> _REQUIRED ACTION_: Copy every entry below verbatim, except for images.

━━━━━ INPUT DATA

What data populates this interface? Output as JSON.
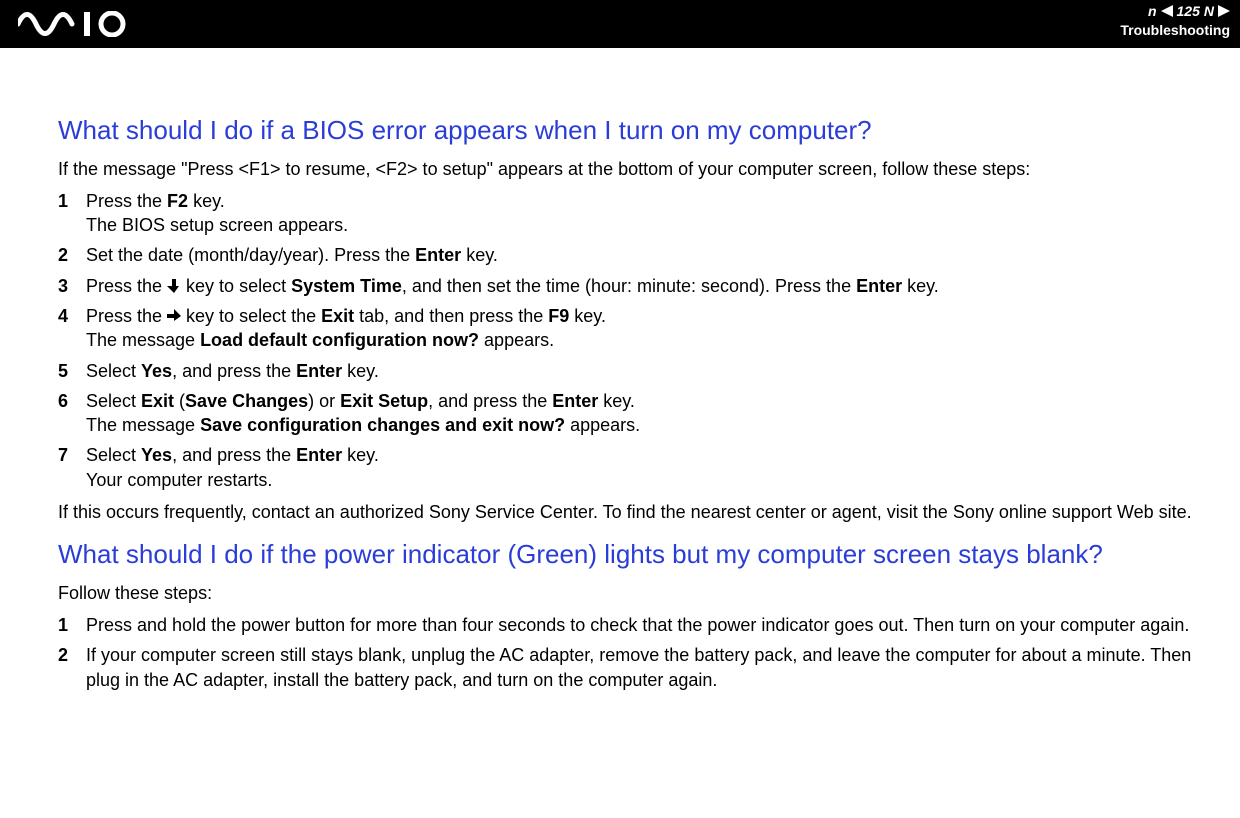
{
  "header": {
    "page_number": "125",
    "n_label": "n",
    "N_label": "N",
    "section": "Troubleshooting"
  },
  "q1": {
    "title": "What should I do if a BIOS error appears when I turn on my computer?",
    "intro": "If the message \"Press <F1> to resume, <F2> to setup\" appears at the bottom of your computer screen, follow these steps:",
    "steps": {
      "s1n": "1",
      "s1a": "Press the ",
      "s1b": "F2",
      "s1c": " key.",
      "s1d": "The BIOS setup screen appears.",
      "s2n": "2",
      "s2a": "Set the date (month/day/year). Press the ",
      "s2b": "Enter",
      "s2c": " key.",
      "s3n": "3",
      "s3a": "Press the ",
      "s3b": " key to select ",
      "s3c": "System Time",
      "s3d": ", and then set the time (hour: minute: second). Press the ",
      "s3e": "Enter",
      "s3f": " key.",
      "s4n": "4",
      "s4a": "Press the ",
      "s4b": " key to select the ",
      "s4c": "Exit",
      "s4d": " tab, and then press the ",
      "s4e": "F9",
      "s4f": " key.",
      "s4g": "The message ",
      "s4h": "Load default configuration now?",
      "s4i": " appears.",
      "s5n": "5",
      "s5a": "Select ",
      "s5b": "Yes",
      "s5c": ", and press the ",
      "s5d": "Enter",
      "s5e": " key.",
      "s6n": "6",
      "s6a": "Select ",
      "s6b": "Exit",
      "s6c": " (",
      "s6d": "Save Changes",
      "s6e": ") or ",
      "s6f": "Exit Setup",
      "s6g": ", and press the ",
      "s6h": "Enter",
      "s6i": " key.",
      "s6j": "The message ",
      "s6k": "Save configuration changes and exit now?",
      "s6l": " appears.",
      "s7n": "7",
      "s7a": "Select ",
      "s7b": "Yes",
      "s7c": ", and press the ",
      "s7d": "Enter",
      "s7e": " key.",
      "s7f": "Your computer restarts."
    },
    "after": "If this occurs frequently, contact an authorized Sony Service Center. To find the nearest center or agent, visit the Sony online support Web site."
  },
  "q2": {
    "title": "What should I do if the power indicator (Green) lights but my computer screen stays blank?",
    "intro": "Follow these steps:",
    "steps": {
      "s1n": "1",
      "s1": "Press and hold the power button for more than four seconds to check that the power indicator goes out. Then turn on your computer again.",
      "s2n": "2",
      "s2": "If your computer screen still stays blank, unplug the AC adapter, remove the battery pack, and leave the computer for about a minute. Then plug in the AC adapter, install the battery pack, and turn on the computer again."
    }
  }
}
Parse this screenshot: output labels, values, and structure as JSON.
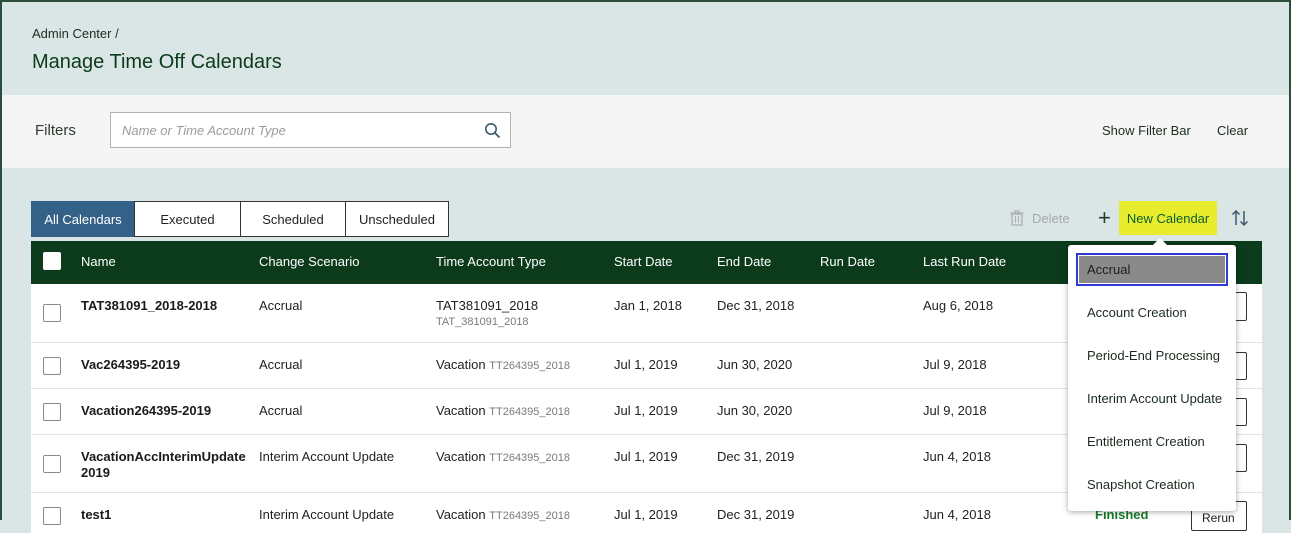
{
  "header": {
    "breadcrumb": "Admin Center /",
    "title": "Manage Time Off Calendars"
  },
  "filterbar": {
    "label": "Filters",
    "search_placeholder": "Name or Time Account Type",
    "show_filter_bar": "Show Filter Bar",
    "clear": "Clear"
  },
  "tabs": [
    {
      "label": "All Calendars",
      "active": true
    },
    {
      "label": "Executed",
      "active": false
    },
    {
      "label": "Scheduled",
      "active": false
    },
    {
      "label": "Unscheduled",
      "active": false
    }
  ],
  "toolbar": {
    "delete_label": "Delete",
    "new_calendar_label": "New Calendar"
  },
  "table": {
    "columns": [
      "Name",
      "Change Scenario",
      "Time Account Type",
      "Start Date",
      "End Date",
      "Run Date",
      "Last Run Date"
    ],
    "rows": [
      {
        "name": "TAT381091_2018-2018",
        "scenario": "Accrual",
        "account_type": "TAT381091_2018",
        "account_sub": "TAT_381091_2018",
        "start": "Jan 1, 2018",
        "end": "Dec 31, 2018",
        "run": "",
        "last_run": "Aug 6, 2018"
      },
      {
        "name": "Vac264395-2019",
        "scenario": "Accrual",
        "account_type": "Vacation",
        "account_sub": "TT264395_2018",
        "start": "Jul 1, 2019",
        "end": "Jun 30, 2020",
        "run": "",
        "last_run": "Jul 9, 2018"
      },
      {
        "name": "Vacation264395-2019",
        "scenario": "Accrual",
        "account_type": "Vacation",
        "account_sub": "TT264395_2018",
        "start": "Jul 1, 2019",
        "end": "Jun 30, 2020",
        "run": "",
        "last_run": "Jul 9, 2018"
      },
      {
        "name": "VacationAccInterimUpdate 2019",
        "scenario": "Interim Account Update",
        "account_type": "Vacation",
        "account_sub": "TT264395_2018",
        "start": "Jul 1, 2019",
        "end": "Dec 31, 2019",
        "run": "",
        "last_run": "Jun 4, 2018"
      },
      {
        "name": "test1",
        "scenario": "Interim Account Update",
        "account_type": "Vacation",
        "account_sub": "TT264395_2018",
        "start": "Jul 1, 2019",
        "end": "Dec 31, 2019",
        "run": "",
        "last_run": "Jun 4, 2018",
        "status": "Finished",
        "action": "Rerun"
      }
    ]
  },
  "dropdown": {
    "items": [
      "Accrual",
      "Account Creation",
      "Period-End Processing",
      "Interim Account Update",
      "Entitlement Creation",
      "Snapshot Creation"
    ],
    "selected": "Accrual"
  },
  "colors": {
    "header_bg": "#dae5e6",
    "table_header": "#0c3b1c",
    "active_tab": "#346187",
    "highlight": "#e7ed2d",
    "finished": "#1a7a2e"
  }
}
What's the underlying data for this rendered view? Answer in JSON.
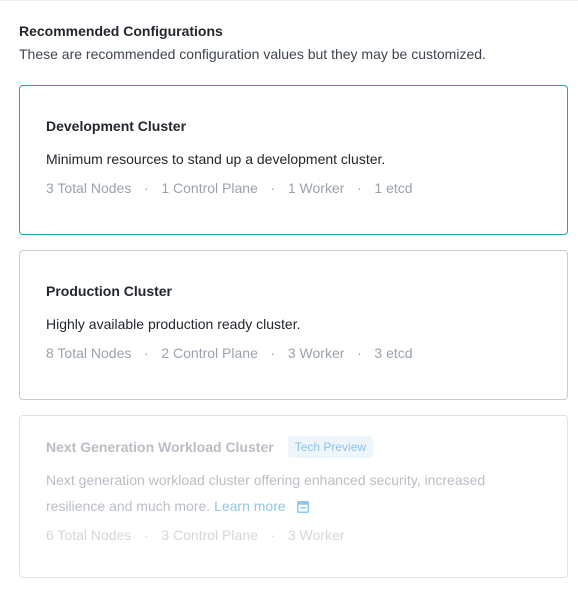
{
  "header": {
    "title": "Recommended Configurations",
    "subtitle": "These are recommended configuration values but they may be customized."
  },
  "cards": [
    {
      "title": "Development Cluster",
      "description": "Minimum resources to stand up a development cluster.",
      "stats": [
        "3 Total Nodes",
        "1 Control Plane",
        "1 Worker",
        "1 etcd"
      ],
      "selected": true,
      "disabled": false
    },
    {
      "title": "Production Cluster",
      "description": "Highly available production ready cluster.",
      "stats": [
        "8 Total Nodes",
        "2 Control Plane",
        "3 Worker",
        "3 etcd"
      ],
      "selected": false,
      "disabled": false
    },
    {
      "title": "Next Generation Workload Cluster",
      "badge": "Tech Preview",
      "description_line1": "Next generation workload cluster offering enhanced security, increased",
      "description_line2": "resilience and much more.",
      "learn_more": "Learn more",
      "stats": [
        "6 Total Nodes",
        "3 Control Plane",
        "3 Worker"
      ],
      "selected": false,
      "disabled": true
    }
  ],
  "separator": "·",
  "icons": {
    "external_link": "external-link-icon"
  },
  "colors": {
    "selected_border": "#1ea7b8",
    "link": "#8cc7ee",
    "badge_bg": "#eef6fc"
  }
}
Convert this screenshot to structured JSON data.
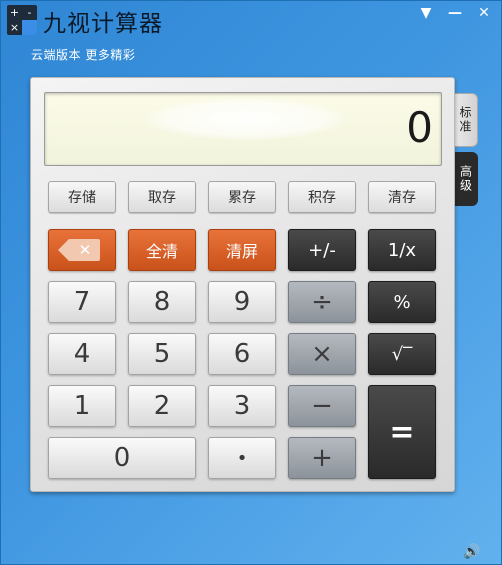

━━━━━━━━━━

> _TASK ANSWER_:
What data populates this interface? Output as JSON.
{
  "header": {
    "page_number": "125",
    "n_label": "n",
    "N_label": "N",
    "section": "Troubleshooting"
  },
  "q1": {
    "title": "What should I do if a BIOS error appears when I turn on my computer?",
    "intro": "If the message \"Press <F1> to resume, <F2> to setup\" appears at the bottom of your computer screen, follow these steps:",
    "steps": {
      "s1n": "1",
      "s1a": "Press the ",
      "s1b": "F2",
      "s1c": " key.",
      "s1d": "The BIOS setup screen appears.",
      "s2n": "2",
      "s2a": "Set the date (month/day/year). Press the ",
      "s2b": "Enter",
      "s2c": " key.",
      "s3n": "3",
      "s3a": "Press the ",
      "s3b": " key to select ",
      "s3c": "System Time",
      "s3d": ", and then set the time (hour: minute: second). Press the ",
      "s3e": "Enter",
      "s3f": " key.",
      "s4n": "4",
      "s4a": "Press the ",
      "s4b": " key to select the ",
      "s4c": "Exit",
      "s4d": " tab, and then press the ",
      "s4e": "F9",
      "s4f": " key.",
      "s4g": "The message ",
      "s4h": "Load default configuration now?",
      "s4i": " appears.",
      "s5n": "5",
      "s5a": "Select ",
      "s5b": "Yes",
      "s5c": ", and press the ",
      "s5d": "Enter",
      "s5e": " key.",
      "s6n": "6",
      "s6a": "Select ",
      "s6b": "Exit",
      "s6c": " (",
      "s6d": "Save Changes",
      "s6e": ") or ",
      "s6f": "Exit Setup",
      "s6g": ", and press the ",
      "s6h": "Enter",
      "s6i": " key.",
      "s6j": "The message ",
      "s6k": "Save configuration changes and exit now?",
      "s6l": " appears.",
      "s7n": "7",
      "s7a": "Select ",
      "s7b": "Yes",
      "s7c": ", and press the ",
      "s7d": "Enter",
      "s7e": " key.",
      "s7f": "Your computer restarts."
    },
    "after": "If this occurs frequently, contact an authorized Sony Service Center. To find the nearest center or agent, visit the Sony online support Web site."
  },
  "q2": {
    "title": "What should I do if the power indicator (Green) lights but my computer screen stays blank?",
    "intro": "Follow these steps:",
    "steps": {
      "s1n": "1",
      "s1": "Press and hold the power button for more than four seconds to check that the power indicator goes out. Then turn on your computer again.",
      "s2n": "2",
      "s2": "If your computer screen still stays blank, unplug the AC adapter, remove the battery pack, and leave the computer for about a minute. Then plug in the AC adapter, install the battery pack, and turn on the computer again."
    }
  }
}
Parse this screenshot: output labels, values, and structure as JSON.
{
  "header": {
    "breadcrumb": "Admin Center /",
    "title": "Manage Time Off Calendars"
  },
  "filterbar": {
    "label": "Filters",
    "search_placeholder": "Name or Time Account Type",
    "show_filter_bar": "Show Filter Bar",
    "clear": "Clear"
  },
  "tabs": [
    {
      "label": "All Calendars",
      "active": true
    },
    {
      "label": "Executed",
      "active": false
    },
    {
      "label": "Scheduled",
      "active": false
    },
    {
      "label": "Unscheduled",
      "active": false
    }
  ],
  "toolbar": {
    "delete_label": "Delete",
    "new_calendar_label": "New Calendar"
  },
  "table": {
    "columns": [
      "Name",
      "Change Scenario",
      "Time Account Type",
      "Start Date",
      "End Date",
      "Run Date",
      "Last Run Date"
    ],
    "rows": [
      {
        "name": "TAT381091_2018-2018",
        "scenario": "Accrual",
        "account_type": "TAT381091_2018",
        "account_sub": "TAT_381091_2018",
        "start": "Jan 1, 2018",
        "end": "Dec 31, 2018",
        "run": "",
        "last_run": "Aug 6, 2018"
      },
      {
        "name": "Vac264395-2019",
        "scenario": "Accrual",
        "account_type": "Vacation",
        "account_sub": "TT264395_2018",
        "start": "Jul 1, 2019",
        "end": "Jun 30, 2020",
        "run": "",
        "last_run": "Jul 9, 2018"
      },
      {
        "name": "Vacation264395-2019",
        "scenario": "Accrual",
        "account_type": "Vacation",
        "account_sub": "TT264395_2018",
        "start": "Jul 1, 2019",
        "end": "Jun 30, 2020",
        "run": "",
        "last_run": "Jul 9, 2018"
      },
      {
        "name": "VacationAccInterimUpdate 2019",
        "scenario": "Interim Account Update",
        "account_type": "Vacation",
        "account_sub": "TT264395_2018",
        "start": "Jul 1, 2019",
        "end": "Dec 31, 2019",
        "run": "",
        "last_run": "Jun 4, 2018"
      },
      {
        "name": "test1",
        "scenario": "Interim Account Update",
        "account_type": "Vacation",
        "account_sub": "TT264395_2018",
        "start": "Jul 1, 2019",
        "end": "Dec 31, 2019",
        "run": "",
        "last_run": "Jun 4, 2018",
        "status": "Finished",
        "action": "Rerun"
      }
    ]
  },
  "dropdown": {
    "items": [
      "Accrual",
      "Account Creation",
      "Period-End Processing",
      "Interim Account Update",
      "Entitlement Creation",
      "Snapshot Creation"
    ],
    "selected": "Accrual"
  },
  "colors": {
    "header_bg": "#dae5e6",
    "table_header": "#0c3b1c",
    "active_tab": "#346187",
    "highlight": "#e7ed2d",
    "finished": "#1a7a2e"
  }
}
What's the underlying data for this rendered view? Answer in JSON.
{
  "header": {
    "title": "Recommended Configurations",
    "subtitle": "These are recommended configuration values but they may be customized."
  },
  "cards": [
    {
      "title": "Development Cluster",
      "description": "Minimum resources to stand up a development cluster.",
      "stats": [
        "3 Total Nodes",
        "1 Control Plane",
        "1 Worker",
        "1 etcd"
      ],
      "selected": true,
      "disabled": false
    },
    {
      "title": "Production Cluster",
      "description": "Highly available production ready cluster.",
      "stats": [
        "8 Total Nodes",
        "2 Control Plane",
        "3 Worker",
        "3 etcd"
      ],
      "selected": false,
      "disabled": false
    },
    {
      "title": "Next Generation Workload Cluster",
      "badge": "Tech Preview",
      "description_line1": "Next generation workload cluster offering enhanced security, increased",
      "description_line2": "resilience and much more.",
      "learn_more": "Learn more",
      "stats": [
        "6 Total Nodes",
        "3 Control Plane",
        "3 Worker"
      ],
      "selected": false,
      "disabled": true
    }
  ],
  "separator": "·",
  "icons": {
    "external_link": "external-link-icon"
  },
  "colors": {
    "selected_border": "#1ea7b8",
    "link": "#8cc7ee",
    "badge_bg": "#eef6fc"
  }
}
Convert this screenshot to structured JSON data.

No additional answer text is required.